_Aim of the task_. Pictures stay out; please output the remaining data exactly.
-- Source data follows --
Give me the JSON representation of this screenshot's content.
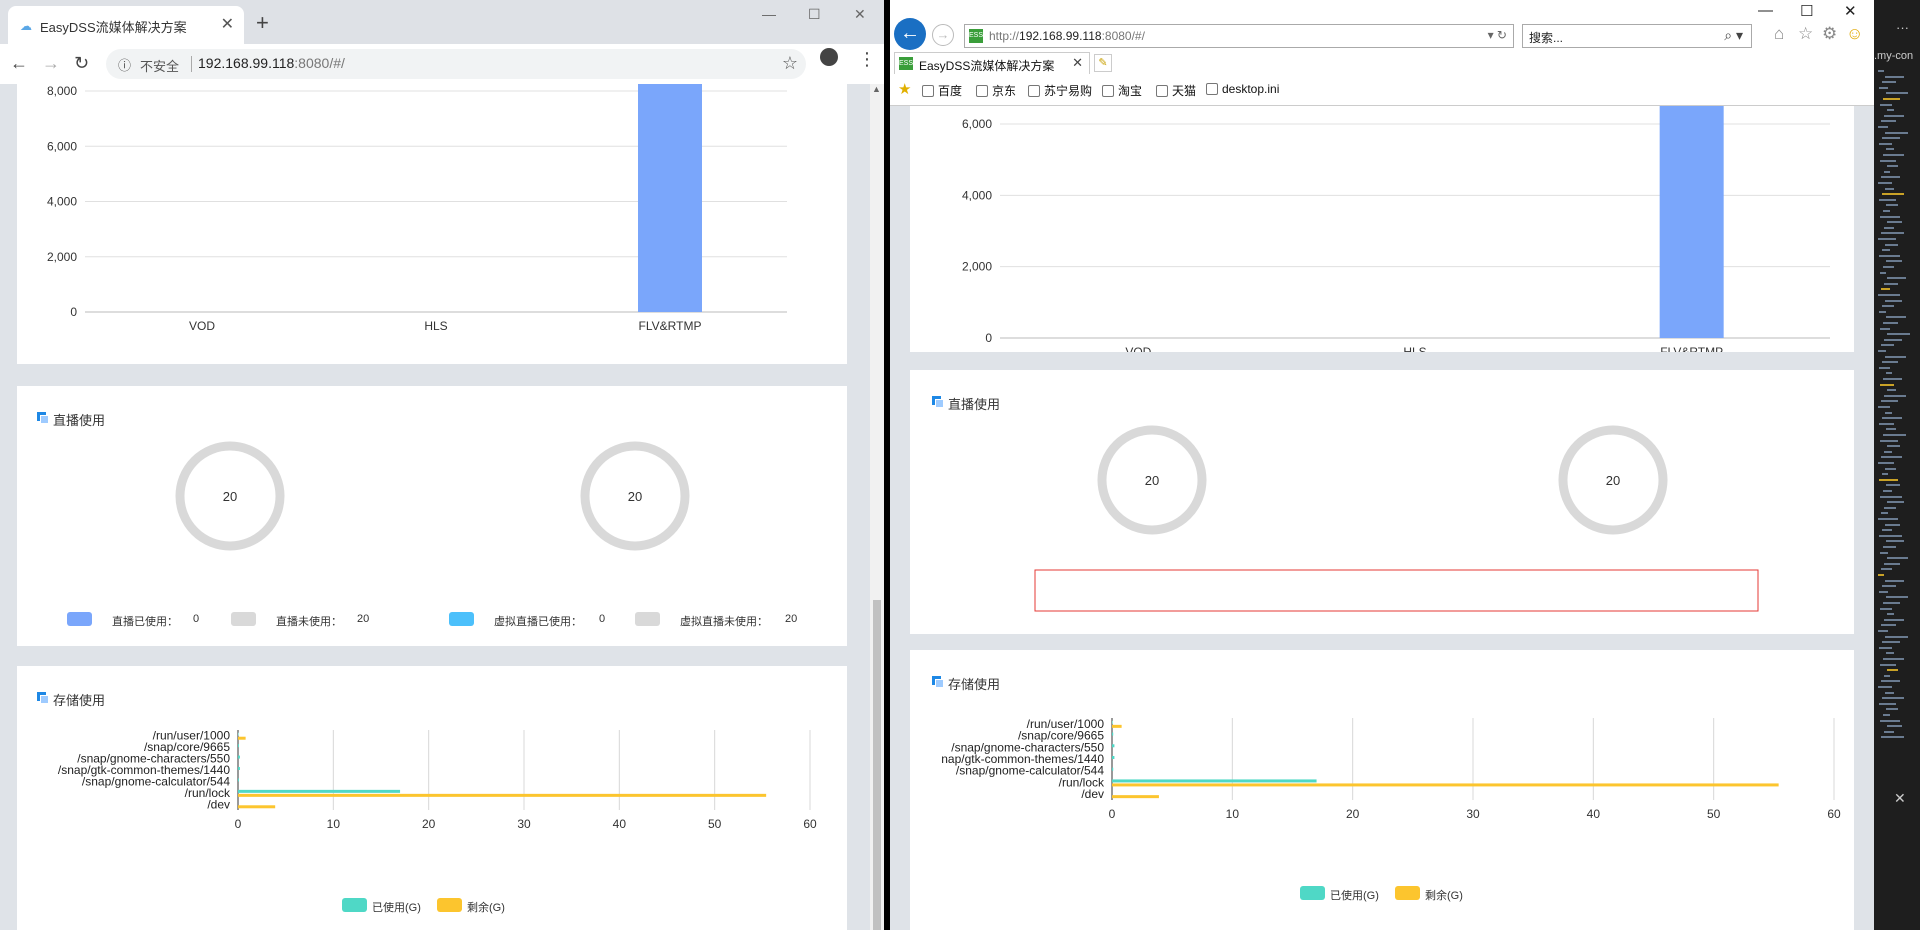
{
  "chrome": {
    "tab_title": "EasyDSS流媒体解决方案",
    "new_tab": "+",
    "win_min": "—",
    "win_max": "☐",
    "win_close": "✕",
    "back": "←",
    "forward": "→",
    "reload": "↻",
    "info_icon": "ⓘ",
    "insecure": "不安全",
    "url_host": "192.168.99.118",
    "url_rest": ":8080/#/",
    "star": "☆",
    "menu": "⋮"
  },
  "ie": {
    "back": "←",
    "forward": "→",
    "url_prefix": "http://",
    "url_host": "192.168.99.118",
    "url_rest": ":8080/#/",
    "addr_controls": "▾ ↻",
    "search_placeholder": "搜索...",
    "search_icon": "⌕ ▾",
    "tab_title": "EasyDSS流媒体解决方案",
    "tab_close": "✕",
    "win_min": "—",
    "win_max": "☐",
    "win_close": "✕",
    "home_icon": "⌂",
    "fav_icon": "☆",
    "gear_icon": "⚙",
    "smiley_icon": "☺",
    "fav_star": "★",
    "favorites": [
      "百度",
      "京东",
      "苏宁易购",
      "淘宝",
      "天猫",
      "desktop.ini"
    ]
  },
  "editor": {
    "tab_name": ".my-con",
    "dots": "···",
    "close": "✕"
  },
  "section_live": {
    "title": "直播使用"
  },
  "section_storage": {
    "title": "存储使用"
  },
  "live_legend": {
    "used_label": "直播已使用：",
    "used_value": "0",
    "unused_label": "直播未使用：",
    "unused_value": "20",
    "vused_label": "虚拟直播已使用：",
    "vused_value": "0",
    "vunused_label": "虚拟直播未使用：",
    "vunused_value": "20"
  },
  "storage_legend": {
    "used": "已使用(G)",
    "remain": "剩余(G)"
  },
  "colors": {
    "bar_blue": "#7aa6fb",
    "used_teal": "#4fd8c6",
    "remain_yellow": "#fcc52e",
    "ring_gray": "#d9d9d9",
    "legend_live_used": "#7aa6fb",
    "legend_vlive_used": "#4cc0fb"
  },
  "chart_data": [
    {
      "type": "bar",
      "title": "",
      "categories": [
        "VOD",
        "HLS",
        "FLV&RTMP"
      ],
      "values": [
        0,
        0,
        8600
      ],
      "ylim": [
        0,
        8000
      ],
      "yticks": [
        0,
        2000,
        4000,
        6000,
        8000
      ],
      "ytick_labels": [
        "0",
        "2,000",
        "4,000",
        "6,000",
        "8,000"
      ],
      "grid": true,
      "note_view": "left browser (scrolled; top cut off)"
    },
    {
      "type": "bar",
      "title": "",
      "categories": [
        "VOD",
        "HLS",
        "FLV&RTMP"
      ],
      "values": [
        0,
        0,
        6900
      ],
      "ylim": [
        0,
        6000
      ],
      "yticks": [
        0,
        2000,
        4000,
        6000
      ],
      "ytick_labels": [
        "0",
        "2,000",
        "4,000",
        "6,000"
      ],
      "grid": true
    },
    {
      "type": "pie",
      "title": "",
      "center_label": "20",
      "values": [
        0,
        20
      ],
      "labels": [
        "直播已使用",
        "直播未使用"
      ]
    },
    {
      "type": "pie",
      "title": "",
      "center_label": "20",
      "values": [
        0,
        20
      ],
      "labels": [
        "虚拟直播已使用",
        "虚拟直播未使用"
      ]
    },
    {
      "type": "bar",
      "orientation": "horizontal",
      "title": "",
      "categories": [
        "/dev",
        "/run/lock",
        "/snap/gnome-calculator/544",
        "/snap/gtk-common-themes/1440",
        "/snap/gnome-characters/550",
        "/snap/core/9665",
        "/run/user/1000"
      ],
      "categories_right_view": [
        "/dev",
        "/run/lock",
        "/snap/gnome-calculator/544",
        "nap/gtk-common-themes/1440",
        "/snap/gnome-characters/550",
        "/snap/core/9665",
        "/run/user/1000"
      ],
      "series": [
        {
          "name": "已使用(G)",
          "values": [
            0,
            17,
            0.1,
            0.2,
            0.2,
            0.1,
            0.05
          ]
        },
        {
          "name": "剩余(G)",
          "values": [
            3.9,
            55.4,
            0,
            0,
            0,
            0,
            0.8
          ]
        }
      ],
      "xlim": [
        0,
        60
      ],
      "xticks": [
        0,
        10,
        20,
        30,
        40,
        50,
        60
      ],
      "grid": true,
      "legend": "bottom"
    }
  ]
}
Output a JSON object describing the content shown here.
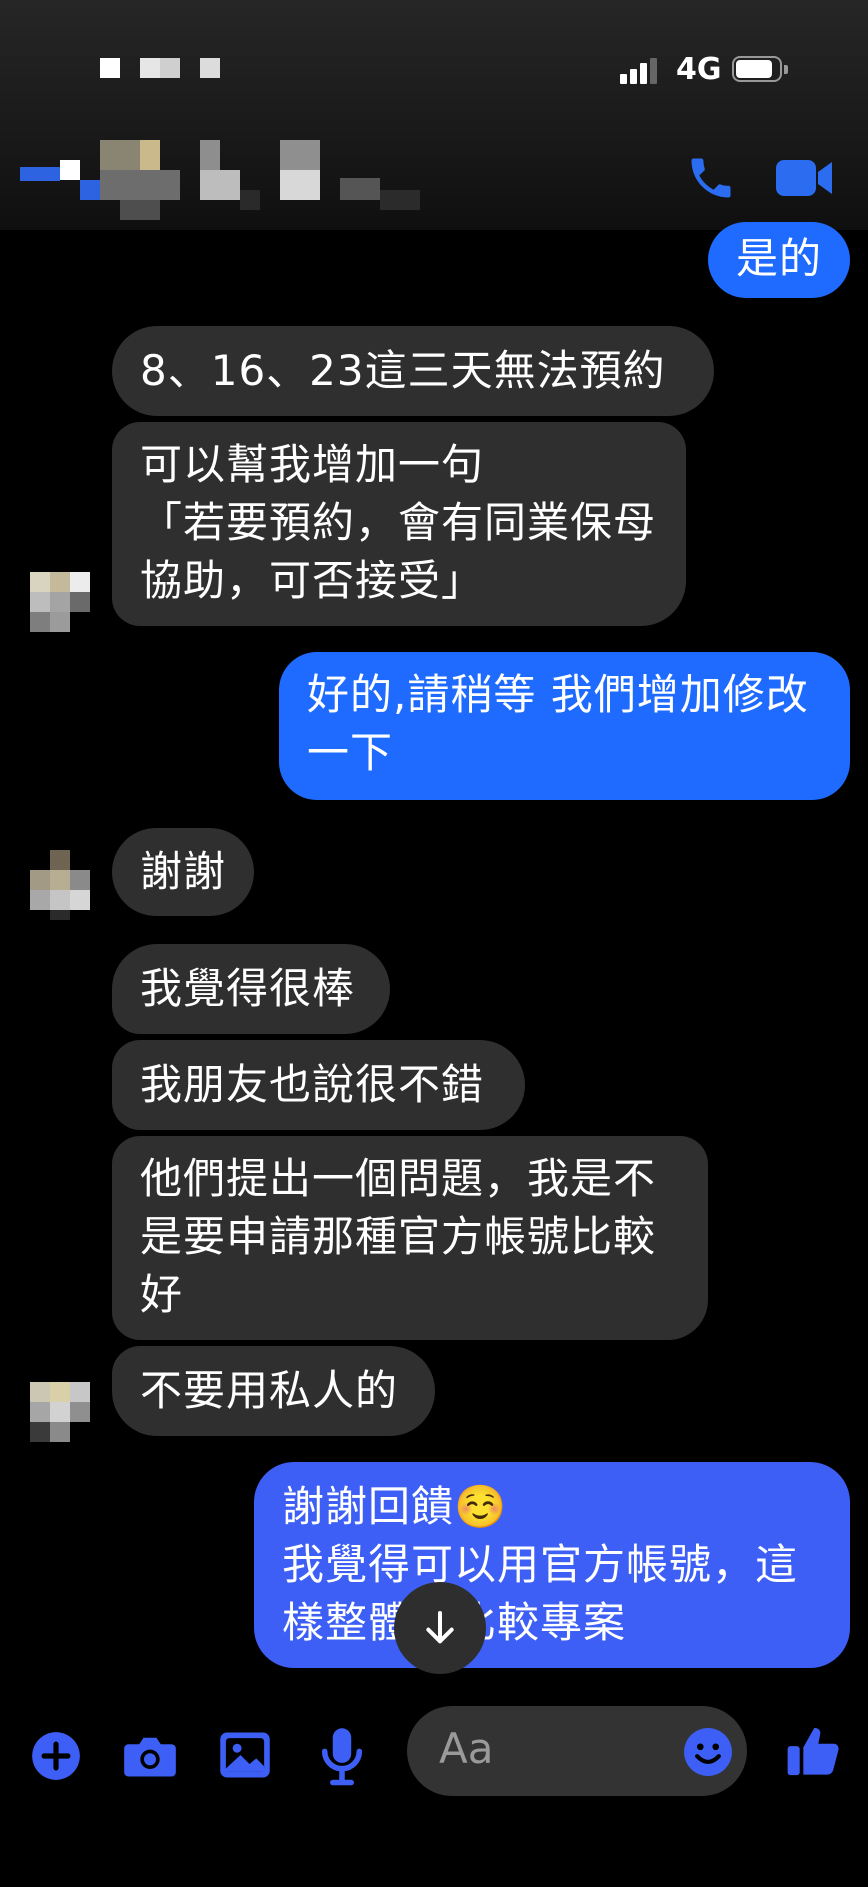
{
  "status_bar": {
    "network": "4G"
  },
  "colors": {
    "accent": "#1f6bff",
    "incoming_bubble": "#2f2f2f",
    "background": "#000000"
  },
  "header": {
    "icons": [
      "back-arrow-icon",
      "phone-icon",
      "video-camera-icon"
    ]
  },
  "messages": [
    {
      "from": "me",
      "text": "是的"
    },
    {
      "from": "them",
      "text": "8、16、23這三天無法預約"
    },
    {
      "from": "them",
      "text": "可以幫我增加一句\n「若要預約，會有同業保母\n協助，可否接受」"
    },
    {
      "from": "me",
      "text": "好的,請稍等 我們增加修改\n一下"
    },
    {
      "from": "them",
      "text": "謝謝"
    },
    {
      "from": "them",
      "text": "我覺得很棒"
    },
    {
      "from": "them",
      "text": "我朋友也說很不錯"
    },
    {
      "from": "them",
      "text": "他們提出一個問題，我是不\n是要申請那種官方帳號比較\n好"
    },
    {
      "from": "them",
      "text": "不要用私人的"
    },
    {
      "from": "me",
      "text": "謝謝回饋☺️\n我覺得可以用官方帳號，這\n樣整體會比較專案"
    }
  ],
  "composer": {
    "placeholder": "Aa",
    "icons": [
      "plus-icon",
      "camera-icon",
      "image-icon",
      "microphone-icon",
      "emoji-icon",
      "thumbs-up-icon"
    ]
  }
}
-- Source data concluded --
_Task response_.
Give me the JSON representation of this screenshot's content.
{
  "chrome": {
    "tab_title": "EasyDSS流媒体解决方案",
    "new_tab": "+",
    "win_min": "—",
    "win_max": "☐",
    "win_close": "✕",
    "back": "←",
    "forward": "→",
    "reload": "↻",
    "info_icon": "ⓘ",
    "insecure": "不安全",
    "url_host": "192.168.99.118",
    "url_rest": ":8080/#/",
    "star": "☆",
    "menu": "⋮"
  },
  "ie": {
    "back": "←",
    "forward": "→",
    "url_prefix": "http://",
    "url_host": "192.168.99.118",
    "url_rest": ":8080/#/",
    "addr_controls": "▾ ↻",
    "search_placeholder": "搜索...",
    "search_icon": "⌕ ▾",
    "tab_title": "EasyDSS流媒体解决方案",
    "tab_close": "✕",
    "win_min": "—",
    "win_max": "☐",
    "win_close": "✕",
    "home_icon": "⌂",
    "fav_icon": "☆",
    "gear_icon": "⚙",
    "smiley_icon": "☺",
    "fav_star": "★",
    "favorites": [
      "百度",
      "京东",
      "苏宁易购",
      "淘宝",
      "天猫",
      "desktop.ini"
    ]
  },
  "editor": {
    "tab_name": ".my-con",
    "dots": "···",
    "close": "✕"
  },
  "section_live": {
    "title": "直播使用"
  },
  "section_storage": {
    "title": "存储使用"
  },
  "live_legend": {
    "used_label": "直播已使用：",
    "used_value": "0",
    "unused_label": "直播未使用：",
    "unused_value": "20",
    "vused_label": "虚拟直播已使用：",
    "vused_value": "0",
    "vunused_label": "虚拟直播未使用：",
    "vunused_value": "20"
  },
  "storage_legend": {
    "used": "已使用(G)",
    "remain": "剩余(G)"
  },
  "colors": {
    "bar_blue": "#7aa6fb",
    "used_teal": "#4fd8c6",
    "remain_yellow": "#fcc52e",
    "ring_gray": "#d9d9d9",
    "legend_live_used": "#7aa6fb",
    "legend_vlive_used": "#4cc0fb"
  },
  "chart_data": [
    {
      "type": "bar",
      "title": "",
      "categories": [
        "VOD",
        "HLS",
        "FLV&RTMP"
      ],
      "values": [
        0,
        0,
        8600
      ],
      "ylim": [
        0,
        8000
      ],
      "yticks": [
        0,
        2000,
        4000,
        6000,
        8000
      ],
      "ytick_labels": [
        "0",
        "2,000",
        "4,000",
        "6,000",
        "8,000"
      ],
      "grid": true,
      "note_view": "left browser (scrolled; top cut off)"
    },
    {
      "type": "bar",
      "title": "",
      "categories": [
        "VOD",
        "HLS",
        "FLV&RTMP"
      ],
      "values": [
        0,
        0,
        6900
      ],
      "ylim": [
        0,
        6000
      ],
      "yticks": [
        0,
        2000,
        4000,
        6000
      ],
      "ytick_labels": [
        "0",
        "2,000",
        "4,000",
        "6,000"
      ],
      "grid": true
    },
    {
      "type": "pie",
      "title": "",
      "center_label": "20",
      "values": [
        0,
        20
      ],
      "labels": [
        "直播已使用",
        "直播未使用"
      ]
    },
    {
      "type": "pie",
      "title": "",
      "center_label": "20",
      "values": [
        0,
        20
      ],
      "labels": [
        "虚拟直播已使用",
        "虚拟直播未使用"
      ]
    },
    {
      "type": "bar",
      "orientation": "horizontal",
      "title": "",
      "categories": [
        "/dev",
        "/run/lock",
        "/snap/gnome-calculator/544",
        "/snap/gtk-common-themes/1440",
        "/snap/gnome-characters/550",
        "/snap/core/9665",
        "/run/user/1000"
      ],
      "categories_right_view": [
        "/dev",
        "/run/lock",
        "/snap/gnome-calculator/544",
        "nap/gtk-common-themes/1440",
        "/snap/gnome-characters/550",
        "/snap/core/9665",
        "/run/user/1000"
      ],
      "series": [
        {
          "name": "已使用(G)",
          "values": [
            0,
            17,
            0.1,
            0.2,
            0.2,
            0.1,
            0.05
          ]
        },
        {
          "name": "剩余(G)",
          "values": [
            3.9,
            55.4,
            0,
            0,
            0,
            0,
            0.8
          ]
        }
      ],
      "xlim": [
        0,
        60
      ],
      "xticks": [
        0,
        10,
        20,
        30,
        40,
        50,
        60
      ],
      "grid": true,
      "legend": "bottom"
    }
  ]
}
Output a JSON object describing the content shown here.
{
  "status_bar": {
    "network": "4G"
  },
  "colors": {
    "accent": "#1f6bff",
    "incoming_bubble": "#2f2f2f",
    "background": "#000000"
  },
  "header": {
    "icons": [
      "back-arrow-icon",
      "phone-icon",
      "video-camera-icon"
    ]
  },
  "messages": [
    {
      "from": "me",
      "text": "是的"
    },
    {
      "from": "them",
      "text": "8、16、23這三天無法預約"
    },
    {
      "from": "them",
      "text": "可以幫我增加一句\n「若要預約，會有同業保母\n協助，可否接受」"
    },
    {
      "from": "me",
      "text": "好的,請稍等 我們增加修改\n一下"
    },
    {
      "from": "them",
      "text": "謝謝"
    },
    {
      "from": "them",
      "text": "我覺得很棒"
    },
    {
      "from": "them",
      "text": "我朋友也說很不錯"
    },
    {
      "from": "them",
      "text": "他們提出一個問題，我是不\n是要申請那種官方帳號比較\n好"
    },
    {
      "from": "them",
      "text": "不要用私人的"
    },
    {
      "from": "me",
      "text": "謝謝回饋☺️\n我覺得可以用官方帳號，這\n樣整體會比較專案"
    }
  ],
  "composer": {
    "placeholder": "Aa",
    "icons": [
      "plus-icon",
      "camera-icon",
      "image-icon",
      "microphone-icon",
      "emoji-icon",
      "thumbs-up-icon"
    ]
  }
}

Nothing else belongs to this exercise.